Segment Start: Stored data

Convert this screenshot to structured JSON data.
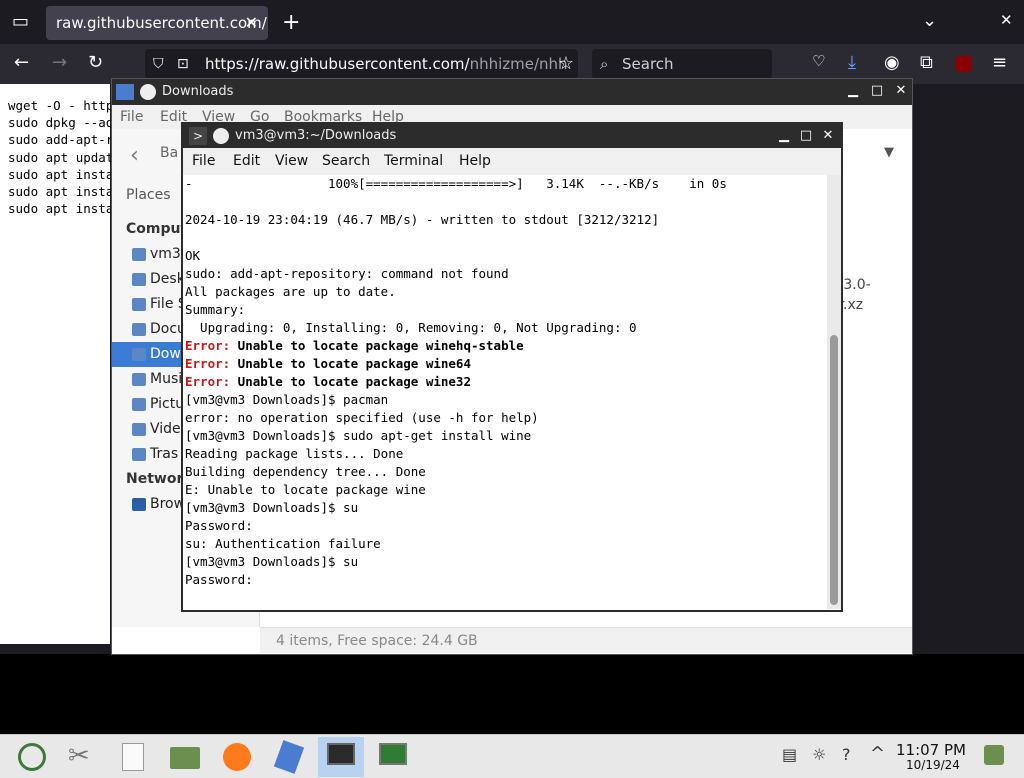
{
  "browser": {
    "tab_title": "raw.githubusercontent.com/",
    "tab_close": "✕",
    "new_tab": "+",
    "url_prefix": "https://raw.githubusercontent.com/",
    "url_rest": "nhhizme/nhh",
    "search_placeholder": "Search",
    "page_lines": [
      "wget -O - http",
      "sudo dpkg --ad",
      "sudo add-apt-r",
      "sudo apt updat",
      "sudo apt insta",
      "sudo apt insta",
      "sudo apt insta"
    ]
  },
  "file_manager": {
    "title": "Downloads",
    "menu": [
      "File",
      "Edit",
      "View",
      "Go",
      "Bookmarks",
      "Help"
    ],
    "back_label": "Ba",
    "places_label": "Places",
    "computer_header": "Comput",
    "network_header": "Networ",
    "sidebar_items": [
      "vm3",
      "Desk",
      "File S",
      "Docu",
      "Dow",
      "Musi",
      "Pictu",
      "Vide",
      "Tras"
    ],
    "network_items": [
      "Brow"
    ],
    "status": "4 items, Free space: 24.4 GB",
    "file_partial_1": "5.3.0-",
    "file_partial_2": "ar.xz"
  },
  "terminal": {
    "title": "vm3@vm3:~/Downloads",
    "menu": [
      "File",
      "Edit",
      "View",
      "Search",
      "Terminal",
      "Help"
    ],
    "lines": [
      {
        "text": "-                  100%[===================>]   3.14K  --.-KB/s    in 0s"
      },
      {
        "text": ""
      },
      {
        "text": "2024-10-19 23:04:19 (46.7 MB/s) - written to stdout [3212/3212]"
      },
      {
        "text": ""
      },
      {
        "text": "OK"
      },
      {
        "text": "sudo: add-apt-repository: command not found"
      },
      {
        "text": "All packages are up to date."
      },
      {
        "text": "Summary:"
      },
      {
        "text": "  Upgrading: 0, Installing: 0, Removing: 0, Not Upgrading: 0"
      },
      {
        "err": "Error:",
        "text": " Unable to locate package winehq-stable"
      },
      {
        "err": "Error:",
        "text": " Unable to locate package wine64"
      },
      {
        "err": "Error:",
        "text": " Unable to locate package wine32"
      },
      {
        "text": "[vm3@vm3 Downloads]$ pacman"
      },
      {
        "text": "error: no operation specified (use -h for help)"
      },
      {
        "text": "[vm3@vm3 Downloads]$ sudo apt-get install wine"
      },
      {
        "text": "Reading package lists... Done"
      },
      {
        "text": "Building dependency tree... Done"
      },
      {
        "text": "E: Unable to locate package wine"
      },
      {
        "text": "[vm3@vm3 Downloads]$ su"
      },
      {
        "text": "Password:"
      },
      {
        "text": "su: Authentication failure"
      },
      {
        "text": "[vm3@vm3 Downloads]$ su"
      },
      {
        "text": "Password:"
      }
    ]
  },
  "taskbar": {
    "time": "11:07 PM",
    "date": "10/19/24"
  }
}
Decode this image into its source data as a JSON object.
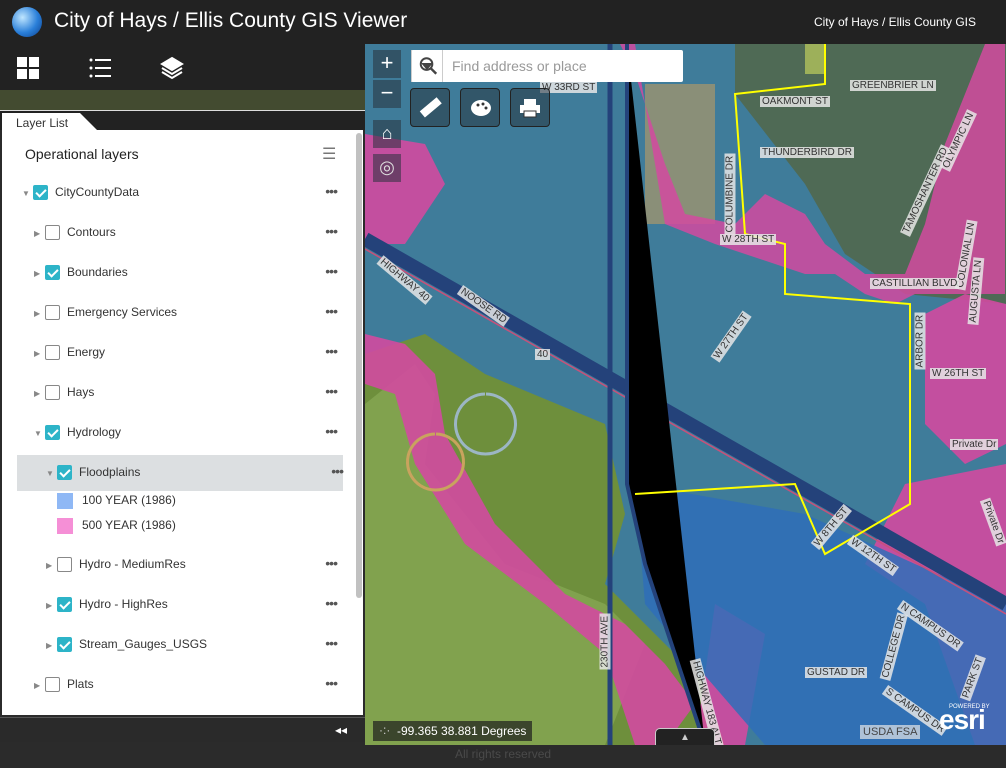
{
  "header": {
    "title": "City of Hays / Ellis County GIS Viewer",
    "subtitle": "City of Hays / Ellis County GIS",
    "logo": "globe-logo"
  },
  "toolbar": {
    "icons": [
      "grid-icon",
      "legend-list-icon",
      "layers-icon"
    ]
  },
  "layer_list": {
    "tab_label": "Layer List",
    "heading": "Operational layers",
    "layers": [
      {
        "label": "CityCountyData",
        "checked": true,
        "expanded": true
      },
      {
        "label": "Contours",
        "checked": false
      },
      {
        "label": "Boundaries",
        "checked": true
      },
      {
        "label": "Emergency Services",
        "checked": false
      },
      {
        "label": "Energy",
        "checked": false
      },
      {
        "label": "Hays",
        "checked": false
      },
      {
        "label": "Hydrology",
        "checked": true,
        "expanded": true
      },
      {
        "label": "Floodplains",
        "checked": true,
        "expanded": true,
        "selected": true
      },
      {
        "label": "Hydro - MediumRes",
        "checked": false
      },
      {
        "label": "Hydro - HighRes",
        "checked": true
      },
      {
        "label": "Stream_Gauges_USGS",
        "checked": true
      },
      {
        "label": "Plats",
        "checked": false
      }
    ],
    "legend": [
      {
        "label": "100 YEAR (1986)",
        "color": "#8fb8f5"
      },
      {
        "label": "500 YEAR (1986)",
        "color": "#f58fd6"
      }
    ],
    "more_label": "•••"
  },
  "map": {
    "search_placeholder": "Find address or place",
    "zoom_in": "+",
    "zoom_out": "−",
    "coordinates": "-99.365 38.881 Degrees",
    "attribution": "USDA FSA",
    "esri_logo": "esri",
    "esri_powered": "POWERED BY",
    "tools": [
      "measure-icon",
      "basemap-palette-icon",
      "print-icon"
    ],
    "labels": [
      "W 33RD ST",
      "OAKMONT ST",
      "GREENBRIER LN",
      "THUNDERBIRD DR",
      "COLUMBINE DR",
      "TAMOSHANTER RD",
      "OLYMPIC LN",
      "W 28TH ST",
      "COLONIAL LN",
      "CASTILLIAN BLVD",
      "AUGUSTA LN",
      "HIGHWAY 40",
      "NOOSE RD",
      "40",
      "W 27TH ST",
      "ARBOR DR",
      "W 26TH ST",
      "Private Dr",
      "W 8TH ST",
      "W 12TH ST",
      "N CAMPUS DR",
      "COLLEGE DR",
      "GUSTAD DR",
      "S CAMPUS DR",
      "PARK ST",
      "230TH AVE",
      "HIGHWAY 183 ALT",
      "Private Dr"
    ]
  },
  "footer": {
    "text": "All rights reserved",
    "collapse": "◂◂"
  }
}
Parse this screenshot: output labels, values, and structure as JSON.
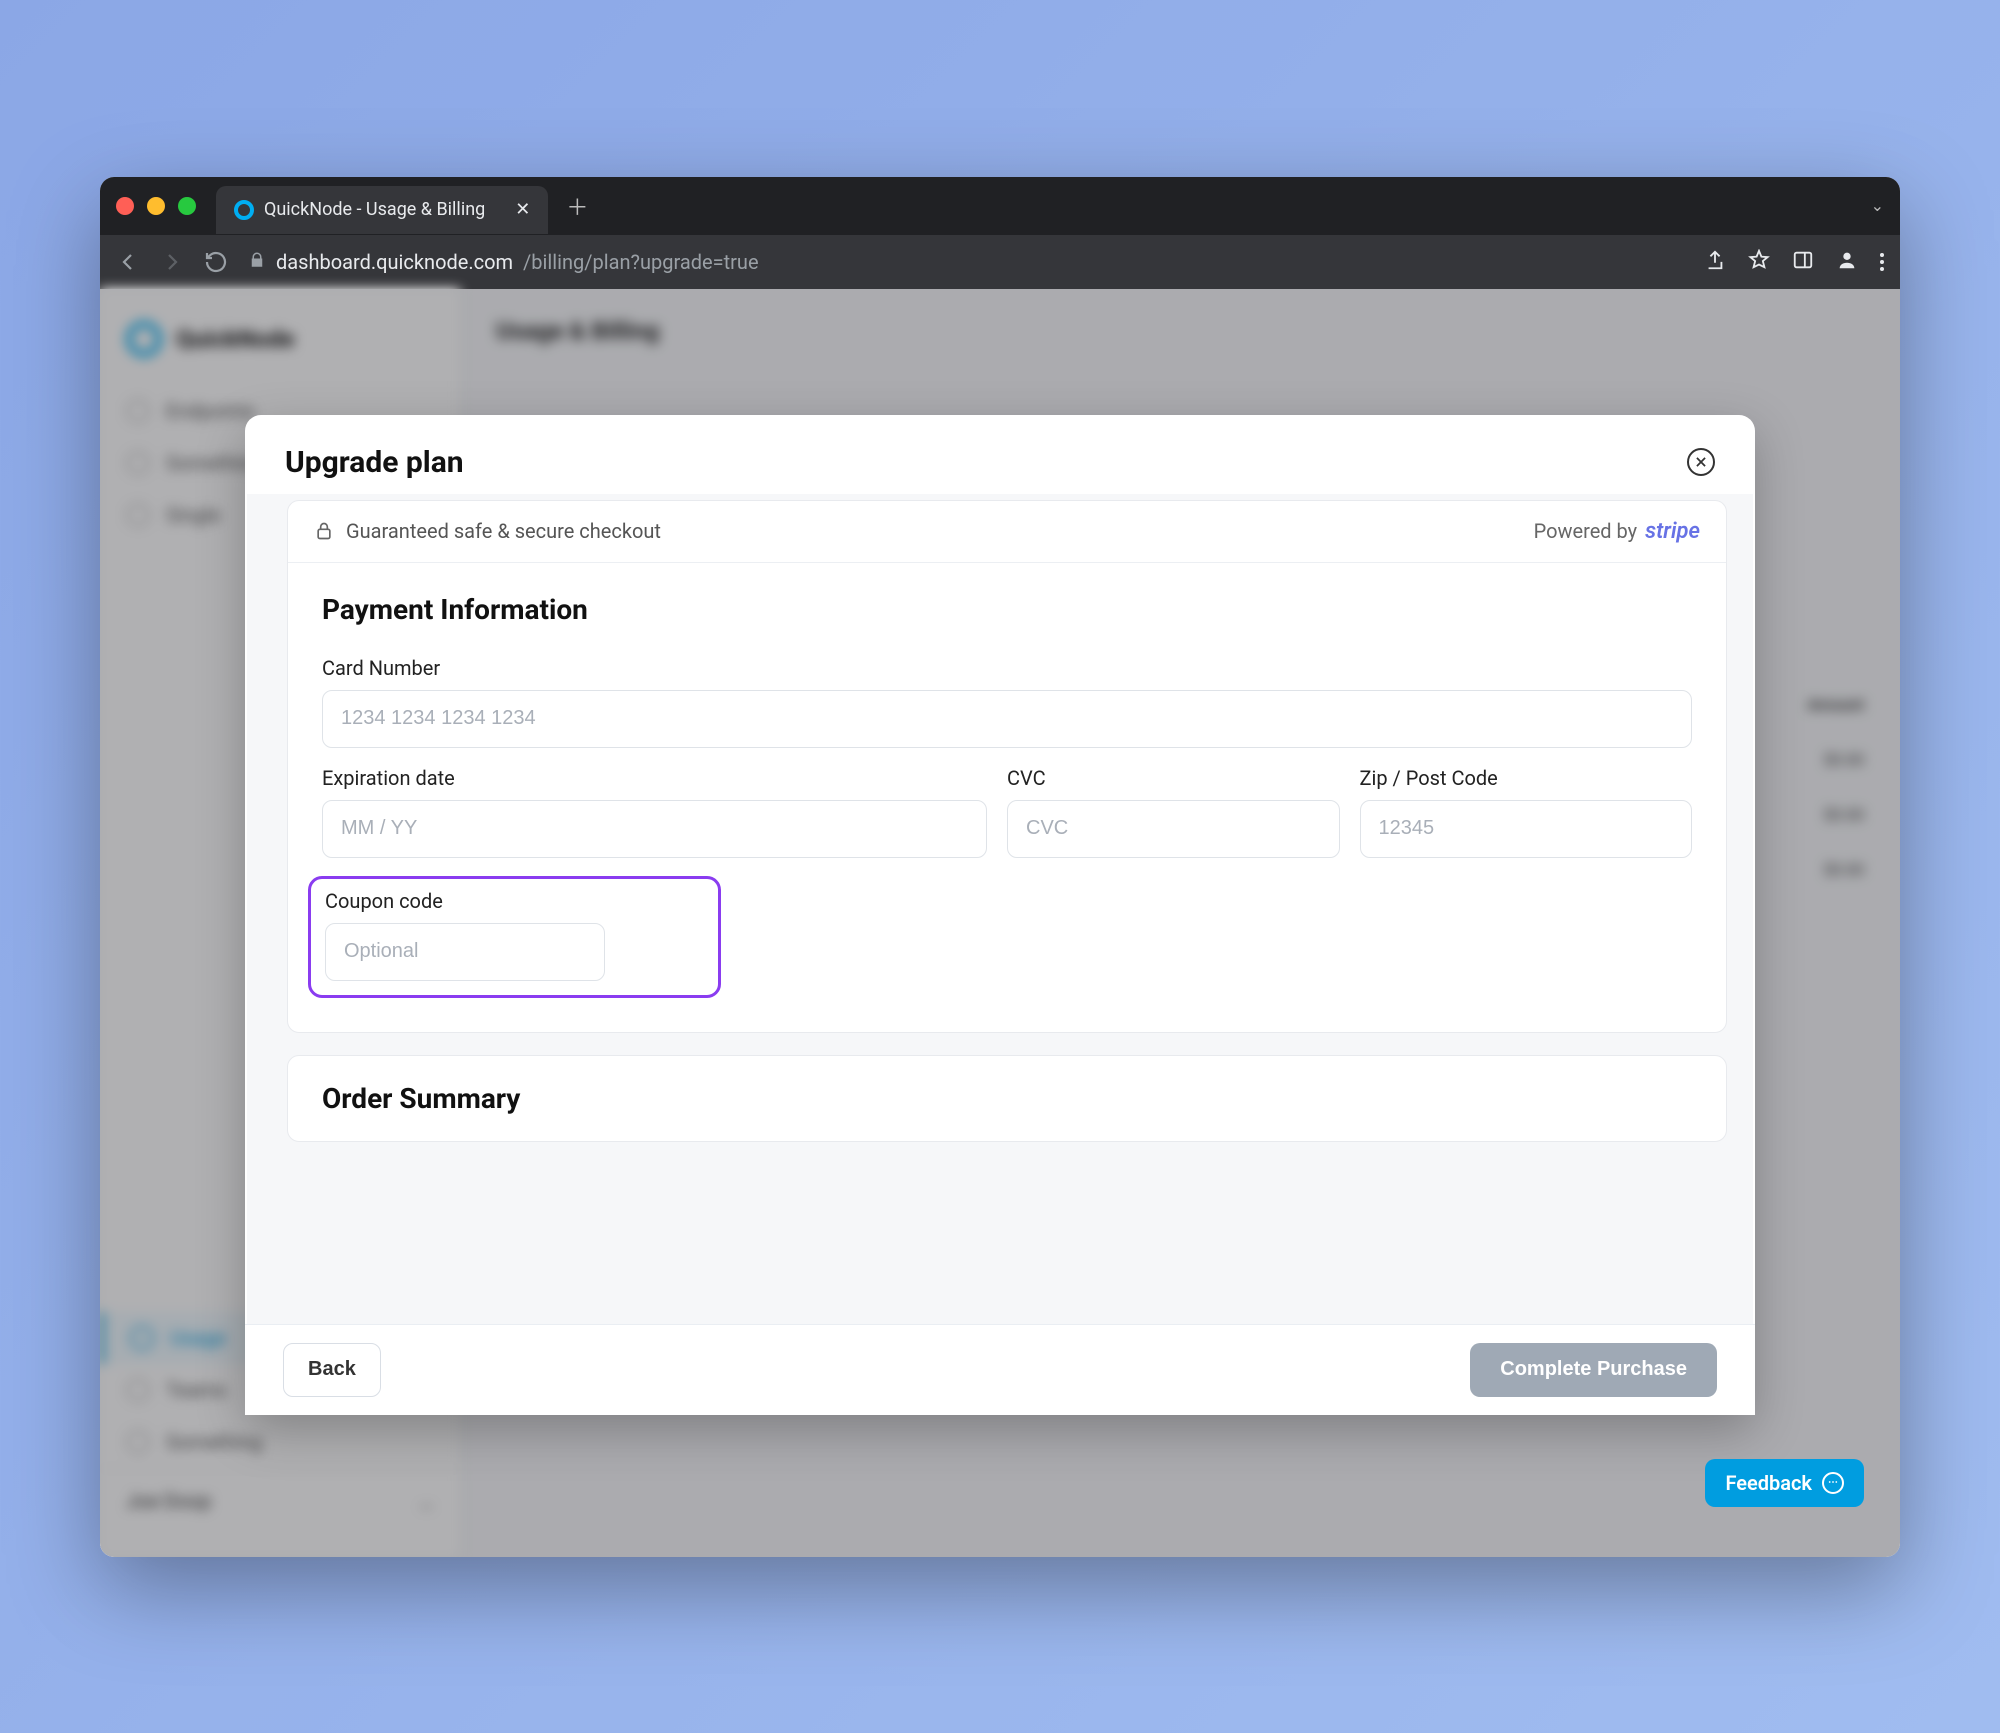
{
  "browser": {
    "tab_title": "QuickNode - Usage & Billing",
    "url_domain": "dashboard.quicknode.com",
    "url_path": "/billing/plan?upgrade=true"
  },
  "sidebar": {
    "brand": "QuickNode",
    "items": [
      {
        "label": "Endpoints"
      },
      {
        "label": "Something"
      },
      {
        "label": "Single"
      },
      {
        "label": "Usage"
      },
      {
        "label": "Teams"
      },
      {
        "label": "Something"
      }
    ],
    "user": "Joe Doop"
  },
  "main": {
    "crumb": "Usage & Billing",
    "amount_label": "Amount",
    "rows": [
      "$0.00",
      "$0.00",
      "$0.00"
    ]
  },
  "modal": {
    "title": "Upgrade plan",
    "secure_text": "Guaranteed safe & secure checkout",
    "powered_by": "Powered by",
    "stripe": "stripe",
    "section_payment": "Payment Information",
    "labels": {
      "card": "Card Number",
      "exp": "Expiration date",
      "cvc": "CVC",
      "zip": "Zip / Post Code",
      "coupon": "Coupon code"
    },
    "placeholders": {
      "card": "1234 1234 1234 1234",
      "exp": "MM / YY",
      "cvc": "CVC",
      "zip": "12345",
      "coupon": "Optional"
    },
    "section_order": "Order Summary",
    "back": "Back",
    "complete": "Complete Purchase"
  },
  "feedback": "Feedback"
}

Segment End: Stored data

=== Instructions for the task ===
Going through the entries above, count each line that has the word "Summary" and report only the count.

=== Solution to this exercise ===
2